** Task to carry out **
Write each entry out again exactly, with nothing omitted.

** Records provided **
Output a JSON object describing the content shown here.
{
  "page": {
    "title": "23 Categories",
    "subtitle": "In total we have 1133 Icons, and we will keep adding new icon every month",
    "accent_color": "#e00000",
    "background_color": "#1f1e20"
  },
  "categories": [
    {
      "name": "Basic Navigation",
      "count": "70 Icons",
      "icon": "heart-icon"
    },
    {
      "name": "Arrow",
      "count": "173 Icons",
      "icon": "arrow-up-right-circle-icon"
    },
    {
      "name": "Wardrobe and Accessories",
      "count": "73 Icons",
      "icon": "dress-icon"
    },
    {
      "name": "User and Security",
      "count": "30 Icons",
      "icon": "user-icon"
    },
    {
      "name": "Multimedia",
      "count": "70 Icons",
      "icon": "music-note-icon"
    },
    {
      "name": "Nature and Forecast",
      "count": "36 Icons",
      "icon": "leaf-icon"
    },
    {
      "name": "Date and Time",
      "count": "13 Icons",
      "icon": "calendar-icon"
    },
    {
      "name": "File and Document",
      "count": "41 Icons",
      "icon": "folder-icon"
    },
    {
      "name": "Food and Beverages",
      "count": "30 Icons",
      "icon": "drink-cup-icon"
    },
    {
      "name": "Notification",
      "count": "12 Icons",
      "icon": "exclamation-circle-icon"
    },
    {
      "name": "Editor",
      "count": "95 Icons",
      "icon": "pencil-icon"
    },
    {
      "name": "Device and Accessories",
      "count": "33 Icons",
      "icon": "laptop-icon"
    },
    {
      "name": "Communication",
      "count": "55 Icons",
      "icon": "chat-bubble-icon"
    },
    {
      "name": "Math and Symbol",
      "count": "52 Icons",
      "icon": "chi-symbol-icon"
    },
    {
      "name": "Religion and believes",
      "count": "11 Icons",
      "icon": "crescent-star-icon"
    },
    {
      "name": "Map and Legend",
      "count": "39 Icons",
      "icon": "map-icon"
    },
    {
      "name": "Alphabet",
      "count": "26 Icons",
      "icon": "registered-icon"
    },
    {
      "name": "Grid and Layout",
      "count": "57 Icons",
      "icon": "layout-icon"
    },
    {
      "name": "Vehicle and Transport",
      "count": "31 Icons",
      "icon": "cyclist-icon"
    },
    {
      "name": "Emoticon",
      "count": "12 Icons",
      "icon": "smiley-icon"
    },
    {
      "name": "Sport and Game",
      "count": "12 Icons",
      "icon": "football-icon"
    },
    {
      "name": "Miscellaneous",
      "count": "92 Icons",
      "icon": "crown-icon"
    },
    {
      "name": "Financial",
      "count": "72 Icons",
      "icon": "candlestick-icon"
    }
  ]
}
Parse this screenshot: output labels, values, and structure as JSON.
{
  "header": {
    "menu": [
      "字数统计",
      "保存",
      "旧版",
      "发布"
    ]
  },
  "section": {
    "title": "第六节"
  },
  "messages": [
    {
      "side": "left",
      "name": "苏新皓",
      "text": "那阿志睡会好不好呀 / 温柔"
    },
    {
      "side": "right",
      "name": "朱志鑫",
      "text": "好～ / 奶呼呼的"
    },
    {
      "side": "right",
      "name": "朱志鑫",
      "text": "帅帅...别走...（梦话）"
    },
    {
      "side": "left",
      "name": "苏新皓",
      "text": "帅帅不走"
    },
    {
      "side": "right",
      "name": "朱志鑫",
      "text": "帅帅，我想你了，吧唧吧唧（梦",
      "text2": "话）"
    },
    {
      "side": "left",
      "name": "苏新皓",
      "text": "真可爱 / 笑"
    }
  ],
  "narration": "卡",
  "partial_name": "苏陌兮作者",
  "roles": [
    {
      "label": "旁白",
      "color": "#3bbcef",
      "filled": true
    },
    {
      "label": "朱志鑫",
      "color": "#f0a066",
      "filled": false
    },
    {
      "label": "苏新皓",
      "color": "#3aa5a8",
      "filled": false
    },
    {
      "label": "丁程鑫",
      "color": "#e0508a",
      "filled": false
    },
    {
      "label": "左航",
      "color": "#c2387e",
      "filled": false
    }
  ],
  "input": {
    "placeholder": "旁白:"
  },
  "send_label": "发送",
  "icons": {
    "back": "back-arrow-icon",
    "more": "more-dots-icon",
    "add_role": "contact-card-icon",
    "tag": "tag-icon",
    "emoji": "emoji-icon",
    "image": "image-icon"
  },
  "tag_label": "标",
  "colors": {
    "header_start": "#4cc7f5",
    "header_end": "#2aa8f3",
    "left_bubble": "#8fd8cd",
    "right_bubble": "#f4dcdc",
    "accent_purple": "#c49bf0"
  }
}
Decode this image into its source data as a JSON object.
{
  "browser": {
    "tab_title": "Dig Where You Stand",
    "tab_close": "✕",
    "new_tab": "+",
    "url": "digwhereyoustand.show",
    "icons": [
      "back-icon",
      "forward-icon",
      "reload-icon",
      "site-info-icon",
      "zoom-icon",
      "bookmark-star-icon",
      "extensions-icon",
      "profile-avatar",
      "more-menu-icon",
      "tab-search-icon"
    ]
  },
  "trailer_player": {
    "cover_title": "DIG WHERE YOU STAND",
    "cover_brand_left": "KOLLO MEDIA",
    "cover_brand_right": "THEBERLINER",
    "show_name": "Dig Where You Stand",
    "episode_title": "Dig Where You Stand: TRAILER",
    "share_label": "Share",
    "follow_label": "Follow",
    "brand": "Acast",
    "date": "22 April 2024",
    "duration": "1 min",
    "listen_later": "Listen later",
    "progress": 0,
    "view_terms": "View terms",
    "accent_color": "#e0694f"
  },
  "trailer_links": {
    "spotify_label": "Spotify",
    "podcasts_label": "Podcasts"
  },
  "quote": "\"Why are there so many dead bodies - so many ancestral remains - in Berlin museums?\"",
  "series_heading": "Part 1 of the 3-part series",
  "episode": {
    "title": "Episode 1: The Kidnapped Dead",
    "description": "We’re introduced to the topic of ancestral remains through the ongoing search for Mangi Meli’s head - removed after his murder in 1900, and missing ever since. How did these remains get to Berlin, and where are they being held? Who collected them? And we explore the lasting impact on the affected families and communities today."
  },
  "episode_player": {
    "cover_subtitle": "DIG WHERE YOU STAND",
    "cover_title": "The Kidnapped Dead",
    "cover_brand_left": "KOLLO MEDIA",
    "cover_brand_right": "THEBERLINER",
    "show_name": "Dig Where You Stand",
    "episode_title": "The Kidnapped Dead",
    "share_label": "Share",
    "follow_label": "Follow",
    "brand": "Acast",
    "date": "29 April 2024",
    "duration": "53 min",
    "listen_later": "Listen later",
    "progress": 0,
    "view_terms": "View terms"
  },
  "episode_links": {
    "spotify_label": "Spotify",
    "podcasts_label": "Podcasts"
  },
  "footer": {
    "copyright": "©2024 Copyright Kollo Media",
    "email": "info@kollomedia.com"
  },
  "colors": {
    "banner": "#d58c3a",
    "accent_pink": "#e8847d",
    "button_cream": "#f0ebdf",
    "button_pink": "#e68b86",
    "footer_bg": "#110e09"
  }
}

** Result of this exercise **
Output a JSON object describing the content shown here.
{
  "page": {
    "title": "23 Categories",
    "subtitle": "In total we have 1133 Icons, and we will keep adding new icon every month",
    "accent_color": "#e00000",
    "background_color": "#1f1e20"
  },
  "categories": [
    {
      "name": "Basic Navigation",
      "count": "70 Icons",
      "icon": "heart-icon"
    },
    {
      "name": "Arrow",
      "count": "173 Icons",
      "icon": "arrow-up-right-circle-icon"
    },
    {
      "name": "Wardrobe and Accessories",
      "count": "73 Icons",
      "icon": "dress-icon"
    },
    {
      "name": "User and Security",
      "count": "30 Icons",
      "icon": "user-icon"
    },
    {
      "name": "Multimedia",
      "count": "70 Icons",
      "icon": "music-note-icon"
    },
    {
      "name": "Nature and Forecast",
      "count": "36 Icons",
      "icon": "leaf-icon"
    },
    {
      "name": "Date and Time",
      "count": "13 Icons",
      "icon": "calendar-icon"
    },
    {
      "name": "File and Document",
      "count": "41 Icons",
      "icon": "folder-icon"
    },
    {
      "name": "Food and Beverages",
      "count": "30 Icons",
      "icon": "drink-cup-icon"
    },
    {
      "name": "Notification",
      "count": "12 Icons",
      "icon": "exclamation-circle-icon"
    },
    {
      "name": "Editor",
      "count": "95 Icons",
      "icon": "pencil-icon"
    },
    {
      "name": "Device and Accessories",
      "count": "33 Icons",
      "icon": "laptop-icon"
    },
    {
      "name": "Communication",
      "count": "55 Icons",
      "icon": "chat-bubble-icon"
    },
    {
      "name": "Math and Symbol",
      "count": "52 Icons",
      "icon": "chi-symbol-icon"
    },
    {
      "name": "Religion and believes",
      "count": "11 Icons",
      "icon": "crescent-star-icon"
    },
    {
      "name": "Map and Legend",
      "count": "39 Icons",
      "icon": "map-icon"
    },
    {
      "name": "Alphabet",
      "count": "26 Icons",
      "icon": "registered-icon"
    },
    {
      "name": "Grid and Layout",
      "count": "57 Icons",
      "icon": "layout-icon"
    },
    {
      "name": "Vehicle and Transport",
      "count": "31 Icons",
      "icon": "cyclist-icon"
    },
    {
      "name": "Emoticon",
      "count": "12 Icons",
      "icon": "smiley-icon"
    },
    {
      "name": "Sport and Game",
      "count": "12 Icons",
      "icon": "football-icon"
    },
    {
      "name": "Miscellaneous",
      "count": "92 Icons",
      "icon": "crown-icon"
    },
    {
      "name": "Financial",
      "count": "72 Icons",
      "icon": "candlestick-icon"
    }
  ]
}
Parse this screenshot: output labels, values, and structure as JSON.
{
  "header": {
    "menu": [
      "字数统计",
      "保存",
      "旧版",
      "发布"
    ]
  },
  "section": {
    "title": "第六节"
  },
  "messages": [
    {
      "side": "left",
      "name": "苏新皓",
      "text": "那阿志睡会好不好呀 / 温柔"
    },
    {
      "side": "right",
      "name": "朱志鑫",
      "text": "好～ / 奶呼呼的"
    },
    {
      "side": "right",
      "name": "朱志鑫",
      "text": "帅帅...别走...（梦话）"
    },
    {
      "side": "left",
      "name": "苏新皓",
      "text": "帅帅不走"
    },
    {
      "side": "right",
      "name": "朱志鑫",
      "text": "帅帅，我想你了，吧唧吧唧（梦",
      "text2": "话）"
    },
    {
      "side": "left",
      "name": "苏新皓",
      "text": "真可爱 / 笑"
    }
  ],
  "narration": "卡",
  "partial_name": "苏陌兮作者",
  "roles": [
    {
      "label": "旁白",
      "color": "#3bbcef",
      "filled": true
    },
    {
      "label": "朱志鑫",
      "color": "#f0a066",
      "filled": false
    },
    {
      "label": "苏新皓",
      "color": "#3aa5a8",
      "filled": false
    },
    {
      "label": "丁程鑫",
      "color": "#e0508a",
      "filled": false
    },
    {
      "label": "左航",
      "color": "#c2387e",
      "filled": false
    }
  ],
  "input": {
    "placeholder": "旁白:"
  },
  "send_label": "发送",
  "icons": {
    "back": "back-arrow-icon",
    "more": "more-dots-icon",
    "add_role": "contact-card-icon",
    "tag": "tag-icon",
    "emoji": "emoji-icon",
    "image": "image-icon"
  },
  "tag_label": "标",
  "colors": {
    "header_start": "#4cc7f5",
    "header_end": "#2aa8f3",
    "left_bubble": "#8fd8cd",
    "right_bubble": "#f4dcdc",
    "accent_purple": "#c49bf0"
  }
}
Decode this image into its source data as a JSON object.
{
  "browser": {
    "tab_title": "Dig Where You Stand",
    "tab_close": "✕",
    "new_tab": "+",
    "url": "digwhereyoustand.show",
    "icons": [
      "back-icon",
      "forward-icon",
      "reload-icon",
      "site-info-icon",
      "zoom-icon",
      "bookmark-star-icon",
      "extensions-icon",
      "profile-avatar",
      "more-menu-icon",
      "tab-search-icon"
    ]
  },
  "trailer_player": {
    "cover_title": "DIG WHERE YOU STAND",
    "cover_brand_left": "KOLLO MEDIA",
    "cover_brand_right": "THEBERLINER",
    "show_name": "Dig Where You Stand",
    "episode_title": "Dig Where You Stand: TRAILER",
    "share_label": "Share",
    "follow_label": "Follow",
    "brand": "Acast",
    "date": "22 April 2024",
    "duration": "1 min",
    "listen_later": "Listen later",
    "progress": 0,
    "view_terms": "View terms",
    "accent_color": "#e0694f"
  },
  "trailer_links": {
    "spotify_label": "Spotify",
    "podcasts_label": "Podcasts"
  },
  "quote": "\"Why are there so many dead bodies - so many ancestral remains - in Berlin museums?\"",
  "series_heading": "Part 1 of the 3-part series",
  "episode": {
    "title": "Episode 1: The Kidnapped Dead",
    "description": "We’re introduced to the topic of ancestral remains through the ongoing search for Mangi Meli’s head - removed after his murder in 1900, and missing ever since. How did these remains get to Berlin, and where are they being held? Who collected them? And we explore the lasting impact on the affected families and communities today."
  },
  "episode_player": {
    "cover_subtitle": "DIG WHERE YOU STAND",
    "cover_title": "The Kidnapped Dead",
    "cover_brand_left": "KOLLO MEDIA",
    "cover_brand_right": "THEBERLINER",
    "show_name": "Dig Where You Stand",
    "episode_title": "The Kidnapped Dead",
    "share_label": "Share",
    "follow_label": "Follow",
    "brand": "Acast",
    "date": "29 April 2024",
    "duration": "53 min",
    "listen_later": "Listen later",
    "progress": 0,
    "view_terms": "View terms"
  },
  "episode_links": {
    "spotify_label": "Spotify",
    "podcasts_label": "Podcasts"
  },
  "footer": {
    "copyright": "©2024 Copyright Kollo Media",
    "email": "info@kollomedia.com"
  },
  "colors": {
    "banner": "#d58c3a",
    "accent_pink": "#e8847d",
    "button_cream": "#f0ebdf",
    "button_pink": "#e68b86",
    "footer_bg": "#110e09"
  }
}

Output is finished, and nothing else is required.